Tai Chi May Benefit Patients with Chronic Conditions
Though the art of Tai Chi originated in the ancient East, its applications and benefits are abundant in the modern West. This low-to-moderate intensity and impact activity is a suitable exercise for the general population and may be specifically relevant to those of older ages. A 2015 meta-analysis from the British Journal of Sports Medicine found Tai Chi may be beneficial for older adults with chronic diseases.
Canadian researchers compiled 33 studies, including a total of 1,584 participants, which looked at how Tai Chi improved conditions for patients with cancer, heart failure, osteoarthritis and chronic pulmonary disease (COPD). The most important findings were the benefits of Tai Chi to walking ability, muscle strength and quality of life in most of the four chronic conditions. Tai Chi also improved pain and stiffness in those with osteoarthritis, depression in those with heart failure, and fatigue in those with cancer. In many study cases, Tai Chi was the more successful intervention over other methods or controls.
Tai Chi is a Chinese practice that emphasizes the fusions of Yin and Yang, representing balance and unity. There are multiple styles of Tai Chi but all are founded on gentle and flowing movements, where each posture flows into the next without pause, keeping the body in constant slow motion. The practice involves a combination of strengthening, concentration, balance, breath control and relaxation, and has been linked to better fitness, fall prevention, flexibility and cardio-respiratory function.
If you have never given Tai Chi a try, it is not too difficult to start. The practice requires no special equipment and can be done inside or outdoors, alone or in a group. You can follow a video online or look for Tai Chi classes at local fitness clubs or senior centers.

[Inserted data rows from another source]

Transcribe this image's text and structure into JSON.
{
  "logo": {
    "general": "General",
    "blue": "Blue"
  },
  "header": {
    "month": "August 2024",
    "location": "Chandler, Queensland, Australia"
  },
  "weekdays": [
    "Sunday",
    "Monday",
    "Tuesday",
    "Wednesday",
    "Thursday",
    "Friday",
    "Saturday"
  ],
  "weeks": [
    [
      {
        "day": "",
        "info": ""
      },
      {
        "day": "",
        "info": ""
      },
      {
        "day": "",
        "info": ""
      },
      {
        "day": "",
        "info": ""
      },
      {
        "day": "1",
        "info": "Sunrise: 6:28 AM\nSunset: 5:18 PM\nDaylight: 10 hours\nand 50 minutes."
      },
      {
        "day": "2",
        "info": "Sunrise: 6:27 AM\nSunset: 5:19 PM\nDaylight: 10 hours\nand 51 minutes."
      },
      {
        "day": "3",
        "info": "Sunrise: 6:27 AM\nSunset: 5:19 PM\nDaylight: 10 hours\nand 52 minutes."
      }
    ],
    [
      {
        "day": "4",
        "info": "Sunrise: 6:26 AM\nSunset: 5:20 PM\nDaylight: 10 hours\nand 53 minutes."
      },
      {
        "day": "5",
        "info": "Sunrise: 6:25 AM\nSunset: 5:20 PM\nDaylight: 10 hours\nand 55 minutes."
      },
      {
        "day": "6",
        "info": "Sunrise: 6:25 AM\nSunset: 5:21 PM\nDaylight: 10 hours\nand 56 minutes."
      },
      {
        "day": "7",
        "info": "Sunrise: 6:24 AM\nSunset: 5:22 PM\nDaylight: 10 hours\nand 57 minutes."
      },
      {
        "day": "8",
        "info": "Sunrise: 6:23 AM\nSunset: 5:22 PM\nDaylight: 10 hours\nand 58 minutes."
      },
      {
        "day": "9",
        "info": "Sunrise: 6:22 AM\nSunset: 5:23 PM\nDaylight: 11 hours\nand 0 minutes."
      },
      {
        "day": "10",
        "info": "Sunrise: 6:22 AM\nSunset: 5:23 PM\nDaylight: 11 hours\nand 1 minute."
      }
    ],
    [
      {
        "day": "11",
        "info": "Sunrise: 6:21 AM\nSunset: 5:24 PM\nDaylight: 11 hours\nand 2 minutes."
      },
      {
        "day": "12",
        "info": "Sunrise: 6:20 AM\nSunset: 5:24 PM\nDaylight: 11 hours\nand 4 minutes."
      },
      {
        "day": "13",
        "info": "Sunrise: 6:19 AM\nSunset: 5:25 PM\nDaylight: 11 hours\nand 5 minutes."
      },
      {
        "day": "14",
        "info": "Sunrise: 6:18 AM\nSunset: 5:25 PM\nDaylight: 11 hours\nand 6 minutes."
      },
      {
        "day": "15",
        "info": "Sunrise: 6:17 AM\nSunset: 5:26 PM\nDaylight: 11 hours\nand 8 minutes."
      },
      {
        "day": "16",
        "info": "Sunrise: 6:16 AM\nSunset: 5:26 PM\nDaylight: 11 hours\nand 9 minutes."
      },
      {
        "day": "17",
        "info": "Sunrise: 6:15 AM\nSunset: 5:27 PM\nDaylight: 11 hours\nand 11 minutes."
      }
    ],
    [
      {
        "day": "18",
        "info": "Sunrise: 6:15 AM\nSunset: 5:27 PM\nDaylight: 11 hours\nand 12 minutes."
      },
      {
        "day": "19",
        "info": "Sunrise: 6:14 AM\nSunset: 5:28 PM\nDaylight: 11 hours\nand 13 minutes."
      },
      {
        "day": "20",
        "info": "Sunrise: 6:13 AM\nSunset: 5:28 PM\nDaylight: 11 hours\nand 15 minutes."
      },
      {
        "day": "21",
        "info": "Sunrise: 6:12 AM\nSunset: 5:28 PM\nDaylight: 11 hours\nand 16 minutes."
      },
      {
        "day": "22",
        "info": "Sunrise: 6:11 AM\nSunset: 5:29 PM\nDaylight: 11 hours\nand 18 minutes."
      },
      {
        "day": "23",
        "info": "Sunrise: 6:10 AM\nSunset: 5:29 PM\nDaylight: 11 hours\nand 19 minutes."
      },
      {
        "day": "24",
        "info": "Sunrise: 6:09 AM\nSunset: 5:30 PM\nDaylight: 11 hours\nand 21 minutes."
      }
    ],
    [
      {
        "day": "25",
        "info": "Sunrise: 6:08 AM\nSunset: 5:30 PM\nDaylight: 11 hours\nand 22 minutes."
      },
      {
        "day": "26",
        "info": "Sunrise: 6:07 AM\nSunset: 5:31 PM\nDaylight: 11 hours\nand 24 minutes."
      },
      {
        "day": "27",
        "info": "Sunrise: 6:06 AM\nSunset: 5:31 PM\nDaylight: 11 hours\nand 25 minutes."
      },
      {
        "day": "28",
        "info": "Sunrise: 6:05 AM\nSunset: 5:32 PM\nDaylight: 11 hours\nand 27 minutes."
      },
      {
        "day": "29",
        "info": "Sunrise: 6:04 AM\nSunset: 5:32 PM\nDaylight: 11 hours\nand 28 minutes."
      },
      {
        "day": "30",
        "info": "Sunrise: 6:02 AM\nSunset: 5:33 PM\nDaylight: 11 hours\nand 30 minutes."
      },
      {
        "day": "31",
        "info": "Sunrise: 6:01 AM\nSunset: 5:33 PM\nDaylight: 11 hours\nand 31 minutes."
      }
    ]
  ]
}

BONUS: Have back pain? Try Pilates! A study found patients with chronic lower back pain saw a 30% improvement in pain and 36% improvement in daily functions such as walking and climbing stairs after attending Pilates sessions twice a week for 90 days.
Published November 1, 2015